The ‘National Socialist Underground’ (NSU)
Uwe Mundlos – who arguably was the informal leader of the NSU cell – was born in August 1973 in Jena. He grew up in a well-educated and economically stable environment, with his father being a professor of computer science and his mother a saleswoman (Baumgärtner & Böttcher 2012; Fuchs 2012; Gensing 2012c; Spiegel 2011). Mundlos, who had a reputation of being very caring for his handicapped brother, was a member of the GDR youth organization FDJ until 1987 and left the grammar school after the 10th grade in 1989 with good grades, especially in the sciences (Baumgärtner & Böttcher 2012: 24). After completing his job training as businessman, he was accepted at the wellestablished Ilmenau-Kolleg to finish his Abitur2 (Fuchs 2012: 48; Spiegel 2011). During the era of the GDR, Mundlos became a right-wing skinhead as early as 1988 (Spiegel 2011); it was a subculture with a long-standing tradition in the area. After German reunification the youth club Winzerclub opened in 1991, where he regularly met with his later comrades and other members of the

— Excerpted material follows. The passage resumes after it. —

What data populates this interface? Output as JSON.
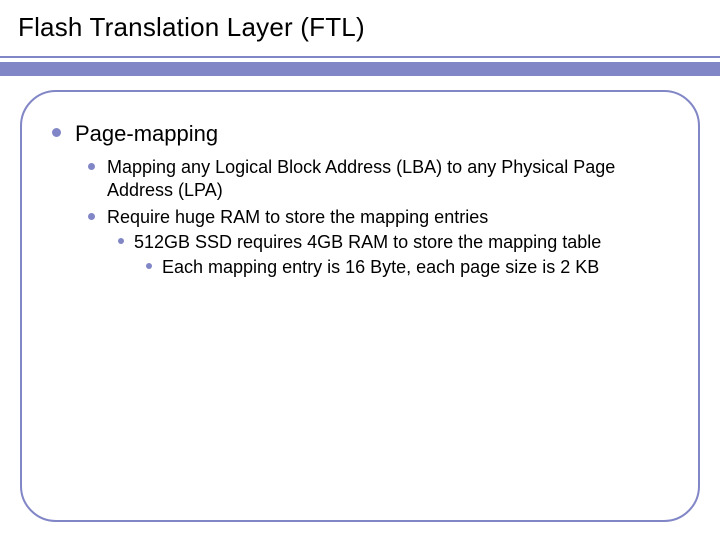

right-wing scene. Mundlos became an active member of the Kameradschaft Jena (Comradeship Jena), a subsection of the Thüringer Heimatschutz (Thuringia Home Protection, THS), participated in NPD rallies, Rudolf Heß memorial marches, Blood & Honour concerts and published theoretical articles in notorious right-wing magazines. The earliest that Mundlos could be counted amongst the core of the militant Anti-Antifa movement in Thuringia, together with Beate Zschäpe and Uwe Böhnhardt was in 1995. In that same year, he was charged and found guilty of one of his first political crimes: the manufacturing and distribution of symbols and material related to anti-constitutional organizations. From April 1994 till March 1995, Mundlos completed his mandatory military service as a member of the armored infantry. During his military service, he attracted the attention of his superior officers several times due to his outspoken National Socialist worldviews. At least one military trial was held because Mundlos was found to be in possession of right-wing extremist propaganda material while wearing uniform and because he used business cards with the picture of Adolf Hitler on them. At that time, the German Military Intelligence Service (Militärischer Abschirm Dienst, MAD) investigated and interrogated Mundlos with the aim of recruiting him as an informant. Mundlos rejected the offer and the MAD closed the case (Gebauer 2012). Contrary to German army regulations strictly forbidding the promotion of right-wing extremist soldiers, Mundlos was promoted to private first class (Gefreiter) due to his good performance. After his military service Mundlos, Zschäpe and Böhnhardt radicalized further as can be seen in their subsequent crimes, directly indicating the direction of their future activities. In October 1996 and New Year 1996/1997, two fake bombs bearing swastikas were placed by the group in front of a soccer stadium and sent to a police station, newspaper and the local regulatory authority’s office. In September 1997, the trio placed a suitcase with a swastika in front of the Jena theatre, containing a small amount of TNT which was not ignitable. These events caused the police to search the homes and garages of Mundlos and his comrades which led to their subsequent move underground. Mundlos was generally described as an open and intelligent character, keen on debates and able to tolerate contrary opinions, at least during the first half of the 1990s. Put in one word by one of his former friends, Mundlos was an “intellectual” (S. Erb 2011). Uwe Mundlos killed himself 2011.